• _Task goal_: If a line in the data contains "coffee", copy it out.

• _Dataset excerpts_:
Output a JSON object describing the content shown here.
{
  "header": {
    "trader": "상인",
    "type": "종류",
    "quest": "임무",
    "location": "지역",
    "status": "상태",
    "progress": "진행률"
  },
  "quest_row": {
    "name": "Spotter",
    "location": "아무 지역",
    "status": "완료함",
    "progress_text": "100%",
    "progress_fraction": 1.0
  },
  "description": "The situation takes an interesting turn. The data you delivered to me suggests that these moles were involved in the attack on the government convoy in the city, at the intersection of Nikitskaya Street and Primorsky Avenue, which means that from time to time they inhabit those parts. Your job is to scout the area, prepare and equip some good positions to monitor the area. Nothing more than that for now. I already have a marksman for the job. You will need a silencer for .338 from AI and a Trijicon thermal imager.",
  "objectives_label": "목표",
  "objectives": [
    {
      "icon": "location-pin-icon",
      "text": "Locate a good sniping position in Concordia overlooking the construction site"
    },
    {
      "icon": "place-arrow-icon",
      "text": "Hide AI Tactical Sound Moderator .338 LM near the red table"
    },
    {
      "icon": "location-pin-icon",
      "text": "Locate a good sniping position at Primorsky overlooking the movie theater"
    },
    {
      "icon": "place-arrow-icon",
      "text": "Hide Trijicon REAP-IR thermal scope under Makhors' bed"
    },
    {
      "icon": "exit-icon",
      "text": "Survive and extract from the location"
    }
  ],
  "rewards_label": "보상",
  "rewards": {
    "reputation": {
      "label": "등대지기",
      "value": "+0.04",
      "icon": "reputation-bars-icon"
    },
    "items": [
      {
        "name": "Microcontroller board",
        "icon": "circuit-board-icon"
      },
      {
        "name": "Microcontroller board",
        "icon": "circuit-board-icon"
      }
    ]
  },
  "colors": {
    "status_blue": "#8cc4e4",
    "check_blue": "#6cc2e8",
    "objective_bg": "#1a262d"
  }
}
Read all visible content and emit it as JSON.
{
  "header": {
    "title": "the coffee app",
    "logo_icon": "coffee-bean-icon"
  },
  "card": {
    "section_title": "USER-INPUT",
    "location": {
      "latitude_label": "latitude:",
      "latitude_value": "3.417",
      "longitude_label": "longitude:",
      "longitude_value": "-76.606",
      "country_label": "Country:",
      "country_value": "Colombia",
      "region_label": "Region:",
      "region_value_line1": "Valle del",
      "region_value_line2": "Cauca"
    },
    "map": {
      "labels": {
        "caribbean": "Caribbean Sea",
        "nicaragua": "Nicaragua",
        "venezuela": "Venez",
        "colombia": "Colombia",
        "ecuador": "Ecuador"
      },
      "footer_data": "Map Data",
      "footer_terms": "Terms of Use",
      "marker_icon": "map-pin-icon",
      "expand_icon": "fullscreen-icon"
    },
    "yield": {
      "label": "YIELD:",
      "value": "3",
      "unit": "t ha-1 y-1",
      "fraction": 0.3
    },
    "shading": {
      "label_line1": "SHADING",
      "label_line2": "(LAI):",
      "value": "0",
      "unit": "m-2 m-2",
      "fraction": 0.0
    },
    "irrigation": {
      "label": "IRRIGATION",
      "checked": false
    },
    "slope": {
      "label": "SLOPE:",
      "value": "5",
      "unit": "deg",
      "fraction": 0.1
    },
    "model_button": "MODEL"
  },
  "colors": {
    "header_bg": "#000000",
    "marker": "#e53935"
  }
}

• _Response to the task_:
    "title": "the coffee app",
    "logo_icon": "coffee-bean-icon"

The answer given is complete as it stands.